Change Notice

I don't know if you've noticed, but almost any economic measure you can think of made a significant change in momentum or direction within a few years of 1980.

Here is a list of what I've looked at so far.

The breakdown of federal tax receipt sources among individuals, corporations, and FICA.

Growth rate of Social Security collections and year end total assets.

Rate of year-over year change in total U.S. payroll.

Growth in real disposable income per capita.

Decoupling of GDP/family from median family income.

Decoupling of flexible and sticky inflation rates.

Productivity growth.
Growth rate of non-defense related government spending - both federal and state and local.

Yield on 10-Year Treasury Notes.

Relative growth rates of GDP and public debt.

Stock Market evaluation.

Correlation between deficits and inflation evaporates.

GDP growth plain or per capita.

Update:  This post will be updated as new, relevant information is dicovered.

Things found in other places:

Krugman On the NeoKeynesian - Neoclassical split.

Mark on wages and trade.

Mike Kimel on Accidental Keynesians.

Krugman on Debt/GDP


Mongo, At The Moment said...

"...within a few years of 1980..."

That really does sum the Roots Of The Crazy™ up well.

anagory said...

Labor market trends all point the same direction. Many started earlier but all kicked into high gear circa 1980:

full time -> part time

permanent -> temporary

fee per service -> managed care

defined benefit -> defined contribution

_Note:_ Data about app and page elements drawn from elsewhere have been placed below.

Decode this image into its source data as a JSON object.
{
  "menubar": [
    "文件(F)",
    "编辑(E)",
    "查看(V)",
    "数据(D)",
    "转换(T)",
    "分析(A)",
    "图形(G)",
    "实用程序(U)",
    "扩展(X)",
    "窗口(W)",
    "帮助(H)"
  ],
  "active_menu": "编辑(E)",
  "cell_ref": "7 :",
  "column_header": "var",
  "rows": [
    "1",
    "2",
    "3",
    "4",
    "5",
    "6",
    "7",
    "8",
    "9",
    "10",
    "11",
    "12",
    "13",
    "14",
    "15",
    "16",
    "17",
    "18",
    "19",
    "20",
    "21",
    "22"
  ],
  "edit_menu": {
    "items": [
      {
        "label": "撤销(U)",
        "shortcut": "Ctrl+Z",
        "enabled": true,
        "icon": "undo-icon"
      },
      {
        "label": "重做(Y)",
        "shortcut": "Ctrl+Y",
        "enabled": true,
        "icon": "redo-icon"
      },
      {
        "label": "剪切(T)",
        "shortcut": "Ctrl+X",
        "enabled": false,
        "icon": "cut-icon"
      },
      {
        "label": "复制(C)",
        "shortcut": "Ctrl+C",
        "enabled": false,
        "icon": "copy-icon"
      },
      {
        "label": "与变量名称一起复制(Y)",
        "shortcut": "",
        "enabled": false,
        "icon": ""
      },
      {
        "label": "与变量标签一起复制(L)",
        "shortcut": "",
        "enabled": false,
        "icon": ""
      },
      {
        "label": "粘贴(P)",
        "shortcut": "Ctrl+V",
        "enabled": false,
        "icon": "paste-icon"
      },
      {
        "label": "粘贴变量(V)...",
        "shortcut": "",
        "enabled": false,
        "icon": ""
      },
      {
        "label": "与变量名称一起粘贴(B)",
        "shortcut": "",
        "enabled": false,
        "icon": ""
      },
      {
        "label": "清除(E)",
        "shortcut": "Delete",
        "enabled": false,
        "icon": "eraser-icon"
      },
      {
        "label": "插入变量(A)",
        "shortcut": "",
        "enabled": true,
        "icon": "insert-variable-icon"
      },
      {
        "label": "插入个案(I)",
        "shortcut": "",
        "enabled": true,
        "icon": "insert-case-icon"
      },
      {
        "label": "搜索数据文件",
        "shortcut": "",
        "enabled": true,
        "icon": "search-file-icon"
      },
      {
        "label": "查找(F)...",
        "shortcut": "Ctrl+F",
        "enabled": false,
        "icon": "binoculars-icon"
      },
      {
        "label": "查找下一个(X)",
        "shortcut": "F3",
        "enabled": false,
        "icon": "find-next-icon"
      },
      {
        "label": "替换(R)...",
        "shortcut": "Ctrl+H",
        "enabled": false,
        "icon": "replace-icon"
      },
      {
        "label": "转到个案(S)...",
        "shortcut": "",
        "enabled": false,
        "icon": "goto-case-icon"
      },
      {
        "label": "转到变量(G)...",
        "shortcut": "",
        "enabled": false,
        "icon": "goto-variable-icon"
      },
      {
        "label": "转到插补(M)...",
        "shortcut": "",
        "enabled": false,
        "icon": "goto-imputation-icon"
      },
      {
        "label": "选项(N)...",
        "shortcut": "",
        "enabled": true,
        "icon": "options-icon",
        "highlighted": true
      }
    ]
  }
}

union -> <strike>sca</strike>"at will"

Jacob Hacker calls it the Risk Shift. Or what Justin Horton said, with "security" substituted for "money."